▸ **Supplied data**:
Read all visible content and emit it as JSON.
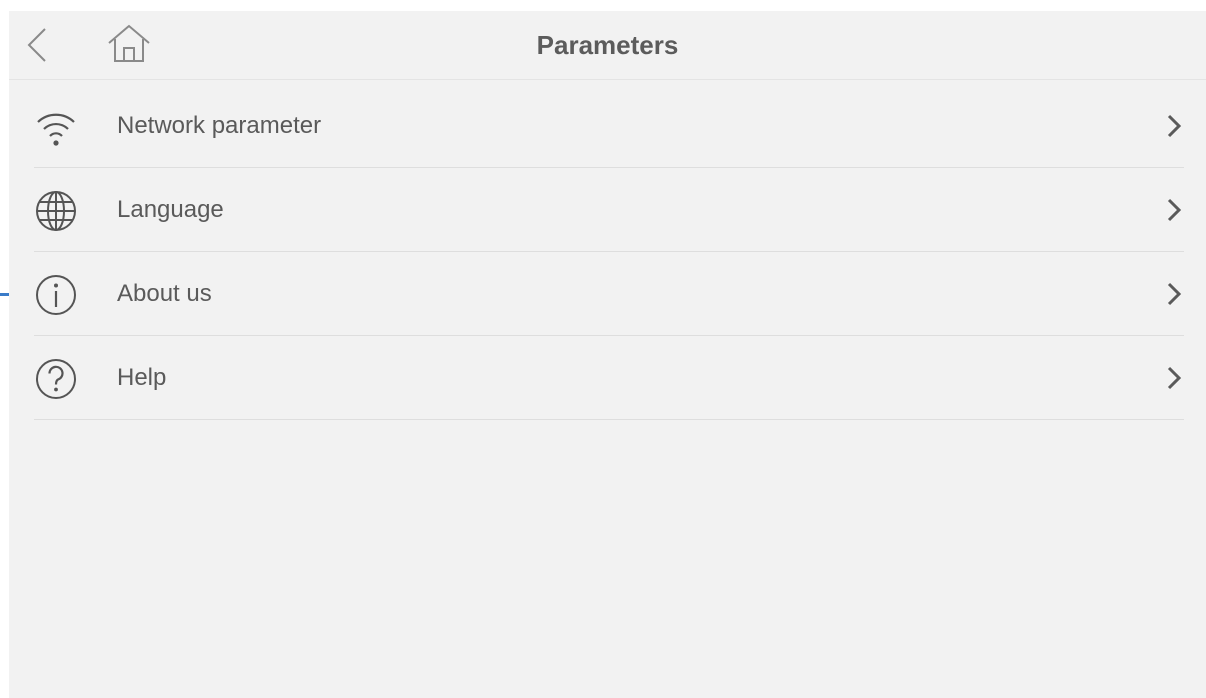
{
  "header": {
    "title": "Parameters",
    "back_icon": "chevron-left-icon",
    "home_icon": "home-icon"
  },
  "menu": {
    "items": [
      {
        "label": "Network parameter",
        "icon": "wifi-icon"
      },
      {
        "label": "Language",
        "icon": "globe-icon"
      },
      {
        "label": "About us",
        "icon": "info-icon"
      },
      {
        "label": "Help",
        "icon": "help-icon"
      }
    ]
  },
  "colors": {
    "background": "#f2f2f2",
    "text": "#5a5a5a",
    "icon": "#555555",
    "divider": "#dedede",
    "edge_accent": "#3a7bc8"
  }
}
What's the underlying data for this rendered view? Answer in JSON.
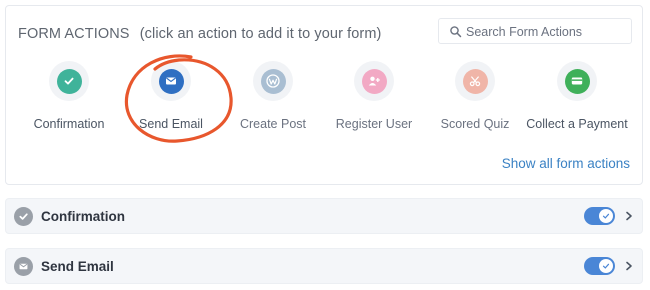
{
  "header": {
    "title": "FORM ACTIONS",
    "hint": "(click an action to add it to your form)"
  },
  "search": {
    "placeholder": "Search Form Actions",
    "value": ""
  },
  "actions": [
    {
      "label": "Confirmation",
      "icon": "check-icon",
      "color": "#3fb39a"
    },
    {
      "label": "Send Email",
      "icon": "envelope-icon",
      "color": "#2f6fc2"
    },
    {
      "label": "Create Post",
      "icon": "wordpress-icon",
      "color": "#a9bed2"
    },
    {
      "label": "Register User",
      "icon": "add-user-icon",
      "color": "#f2a9c4"
    },
    {
      "label": "Scored Quiz",
      "icon": "scissors-icon",
      "color": "#f0b5a8"
    },
    {
      "label": "Collect a Payment",
      "icon": "credit-card-icon",
      "color": "#3fb05a"
    }
  ],
  "annotation": {
    "icon": "highlight-circle",
    "color": "#e8572d"
  },
  "show_all_label": "Show all form actions",
  "accent_color": "#4a86d6",
  "rows": [
    {
      "title": "Confirmation",
      "icon": "check-icon",
      "enabled": true
    },
    {
      "title": "Send Email",
      "icon": "envelope-icon",
      "enabled": true
    }
  ]
}
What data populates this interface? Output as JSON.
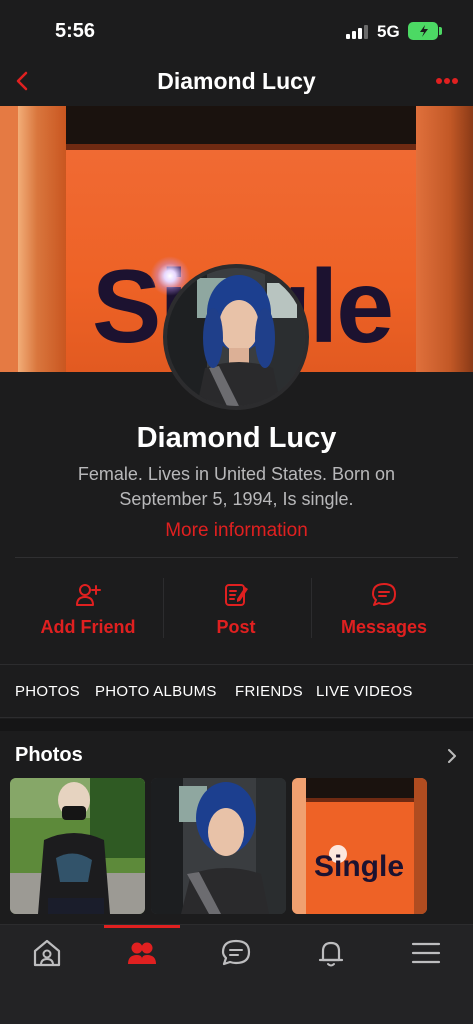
{
  "status_bar": {
    "time": "5:56",
    "network": "5G"
  },
  "nav": {
    "title": "Diamond Lucy"
  },
  "cover": {
    "word": "Single"
  },
  "profile": {
    "name": "Diamond Lucy",
    "bio": "Female. Lives in United States. Born on September 5, 1994, Is single.",
    "more_info": "More information"
  },
  "actions": [
    {
      "label": "Add Friend",
      "icon": "add-friend-icon"
    },
    {
      "label": "Post",
      "icon": "post-icon"
    },
    {
      "label": "Messages",
      "icon": "messages-icon"
    }
  ],
  "tabs": [
    "PHOTOS",
    "PHOTO ALBUMS",
    "FRIENDS",
    "LIVE VIDEOS"
  ],
  "photos": {
    "title": "Photos",
    "thumb_3_word": "Single"
  },
  "bottom_nav": [
    {
      "icon": "home-icon",
      "active": false
    },
    {
      "icon": "friends-icon",
      "active": true
    },
    {
      "icon": "chat-icon",
      "active": false
    },
    {
      "icon": "bell-icon",
      "active": false
    },
    {
      "icon": "menu-icon",
      "active": false
    }
  ],
  "colors": {
    "accent": "#e02020",
    "background": "#1c1c1d",
    "battery": "#4cd964"
  }
}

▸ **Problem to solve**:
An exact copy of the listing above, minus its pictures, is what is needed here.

▸ **Solution to this problem**:
Read all visible content and emit it as JSON.
{
  "header": {
    "title": "Parameters",
    "back_icon": "chevron-left-icon",
    "home_icon": "home-icon"
  },
  "menu": {
    "items": [
      {
        "label": "Network parameter",
        "icon": "wifi-icon"
      },
      {
        "label": "Language",
        "icon": "globe-icon"
      },
      {
        "label": "About us",
        "icon": "info-icon"
      },
      {
        "label": "Help",
        "icon": "help-icon"
      }
    ]
  },
  "colors": {
    "background": "#f2f2f2",
    "text": "#5a5a5a",
    "icon": "#555555",
    "divider": "#dedede",
    "edge_accent": "#3a7bc8"
  }
}
What's the underlying data for this rendered view? Answer in JSON.
{
  "header": {
    "title": "FORM ACTIONS",
    "hint": "(click an action to add it to your form)"
  },
  "search": {
    "placeholder": "Search Form Actions",
    "value": ""
  },
  "actions": [
    {
      "label": "Confirmation",
      "icon": "check-icon",
      "color": "#3fb39a"
    },
    {
      "label": "Send Email",
      "icon": "envelope-icon",
      "color": "#2f6fc2"
    },
    {
      "label": "Create Post",
      "icon": "wordpress-icon",
      "color": "#a9bed2"
    },
    {
      "label": "Register User",
      "icon": "add-user-icon",
      "color": "#f2a9c4"
    },
    {
      "label": "Scored Quiz",
      "icon": "scissors-icon",
      "color": "#f0b5a8"
    },
    {
      "label": "Collect a Payment",
      "icon": "credit-card-icon",
      "color": "#3fb05a"
    }
  ],
  "annotation": {
    "icon": "highlight-circle",
    "color": "#e8572d"
  },
  "show_all_label": "Show all form actions",
  "accent_color": "#4a86d6",
  "rows": [
    {
      "title": "Confirmation",
      "icon": "check-icon",
      "enabled": true
    },
    {
      "title": "Send Email",
      "icon": "envelope-icon",
      "enabled": true
    }
  ]
}
What data populates this interface? Output as JSON.
{
  "status_bar": {
    "time": "5:56",
    "network": "5G"
  },
  "nav": {
    "title": "Diamond Lucy"
  },
  "cover": {
    "word": "Single"
  },
  "profile": {
    "name": "Diamond Lucy",
    "bio": "Female. Lives in United States. Born on September 5, 1994, Is single.",
    "more_info": "More information"
  },
  "actions": [
    {
      "label": "Add Friend",
      "icon": "add-friend-icon"
    },
    {
      "label": "Post",
      "icon": "post-icon"
    },
    {
      "label": "Messages",
      "icon": "messages-icon"
    }
  ],
  "tabs": [
    "PHOTOS",
    "PHOTO ALBUMS",
    "FRIENDS",
    "LIVE VIDEOS"
  ],
  "photos": {
    "title": "Photos",
    "thumb_3_word": "Single"
  },
  "bottom_nav": [
    {
      "icon": "home-icon",
      "active": false
    },
    {
      "icon": "friends-icon",
      "active": true
    },
    {
      "icon": "chat-icon",
      "active": false
    },
    {
      "icon": "bell-icon",
      "active": false
    },
    {
      "icon": "menu-icon",
      "active": false
    }
  ],
  "colors": {
    "accent": "#e02020",
    "background": "#1c1c1d",
    "battery": "#4cd964"
  }
}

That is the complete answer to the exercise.